▶ _MATERIAL SHOWN_
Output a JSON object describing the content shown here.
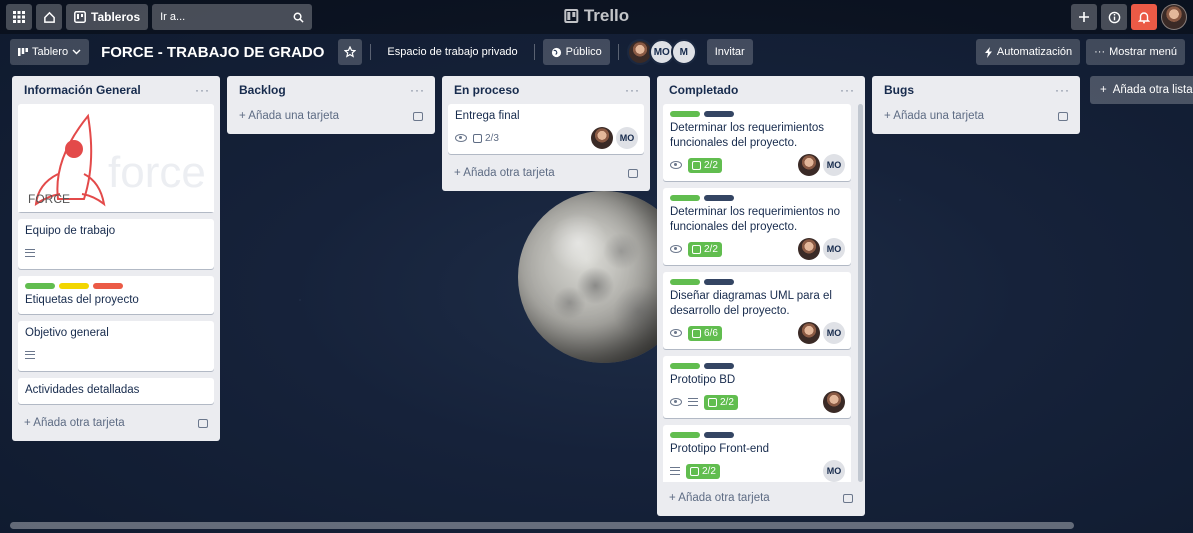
{
  "topbar": {
    "boards_label": "Tableros",
    "search_placeholder": "Ir a...",
    "logo_text": "Trello"
  },
  "boardbar": {
    "view_label": "Tablero",
    "title": "FORCE - TRABAJO DE GRADO",
    "workspace": "Espacio de trabajo privado",
    "visibility": "Público",
    "members": [
      "MO",
      "M"
    ],
    "invite": "Invitar",
    "automation": "Automatización",
    "menu": "Mostrar menú"
  },
  "lists": {
    "info": {
      "title": "Información General",
      "cover_text": "FORCE",
      "cover_watermark": "force",
      "cards": [
        {
          "title": "Equipo de trabajo"
        },
        {
          "title": "Etiquetas del proyecto"
        },
        {
          "title": "Objetivo general"
        },
        {
          "title": "Actividades detalladas"
        }
      ],
      "add": "Añada otra tarjeta"
    },
    "backlog": {
      "title": "Backlog",
      "add": "Añada una tarjeta"
    },
    "inprogress": {
      "title": "En proceso",
      "cards": [
        {
          "title": "Entrega final",
          "checklist": "2/3",
          "member": "MO"
        }
      ],
      "add": "Añada otra tarjeta"
    },
    "done": {
      "title": "Completado",
      "cards": [
        {
          "title": "Determinar los requerimientos funcionales del proyecto.",
          "checklist": "2/2",
          "member": "MO"
        },
        {
          "title": "Determinar los requerimientos no funcionales del proyecto.",
          "checklist": "2/2",
          "member": "MO"
        },
        {
          "title": "Diseñar diagramas UML para el desarrollo del proyecto.",
          "checklist": "6/6",
          "member": "MO"
        },
        {
          "title": "Prototipo BD",
          "checklist": "2/2"
        },
        {
          "title": "Prototipo Front-end",
          "checklist": "2/2",
          "member": "MO"
        }
      ],
      "add": "Añada otra tarjeta"
    },
    "bugs": {
      "title": "Bugs",
      "add": "Añada una tarjeta"
    }
  },
  "add_list": "Añada otra lista",
  "colors": {
    "label_green": "#61bd4f",
    "label_yellow": "#f2d600",
    "label_red": "#eb5a46",
    "label_navy": "#344563",
    "notify": "#eb5a46"
  }
}
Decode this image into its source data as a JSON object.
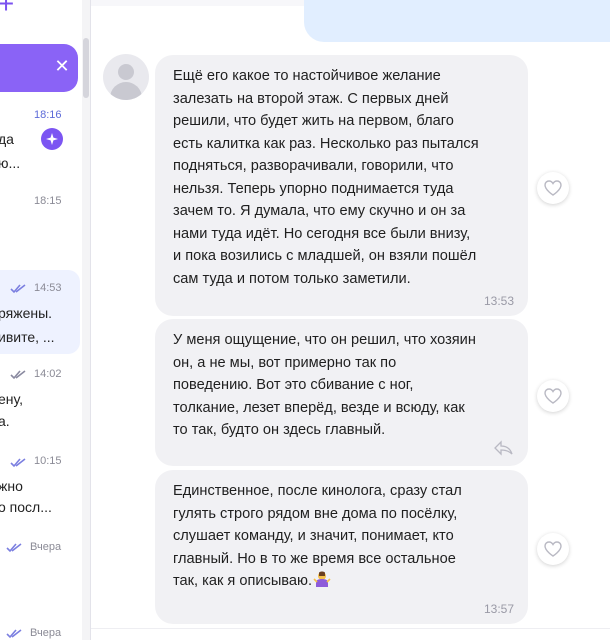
{
  "sidebar": {
    "chats": [
      {
        "time": "18:16",
        "lines": [
          "да",
          "ю..."
        ],
        "unread": true,
        "read_check": false
      },
      {
        "time": "18:15",
        "lines": [],
        "unread": false,
        "read_check": false
      },
      {
        "time": "14:53",
        "lines": [
          "ряжены.",
          "ивите, ..."
        ],
        "active": true,
        "read_check": true
      },
      {
        "time": "14:02",
        "lines": [
          "ену,",
          "а."
        ],
        "read_check": true
      },
      {
        "time": "10:15",
        "lines": [
          "жно",
          "о посл..."
        ],
        "read_check": true
      },
      {
        "time": "Вчера",
        "lines": [],
        "read_check": true
      },
      {
        "time": "Вчера",
        "lines": [],
        "read_check": true
      }
    ]
  },
  "messages": [
    {
      "text": "Ещё его какое то настойчивое желание\nзалезать на второй этаж. С первых дней\nрешили, что будет жить на первом, благо\nесть калитка как раз. Несколько раз пытался\nподняться, разворачивали, говорили, что\nнельзя. Теперь упорно поднимается туда\nзачем то. Я думала, что ему скучно и он за\nнами туда идёт. Но сегодня все были внизу,\nи пока возились с младшей, он взяли пошёл\nсам туда и потом только заметили.",
      "time": "13:53"
    },
    {
      "text": "У меня ощущение, что он решил, что хозяин\nон, а не мы, вот примерно так по\nповедению. Вот это сбивание с ног,\nтолкание, лезет вперёд, везде и всюду, как\nто так, будто он здесь главный.",
      "time": ""
    },
    {
      "text": "Единственное, после кинолога, сразу стал\nгулять строго рядом вне дома по посёлку,\nслушает команду, и  значит, понимает, кто\nглавный. Но в то же время все остальное\nтак, как я описываю.",
      "time": "13:57",
      "emoji": "person-shrugging-emoji"
    }
  ],
  "colors": {
    "accent": "#7b52f0",
    "bubble_incoming": "#f1f1f4",
    "bubble_outgoing": "#e1eeff",
    "active_chat": "#eef2ff"
  }
}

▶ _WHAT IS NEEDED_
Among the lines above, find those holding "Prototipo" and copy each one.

▶ _EXERCISE ANSWER_
          "title": "Prototipo BD",
          "title": "Prototipo Front-end",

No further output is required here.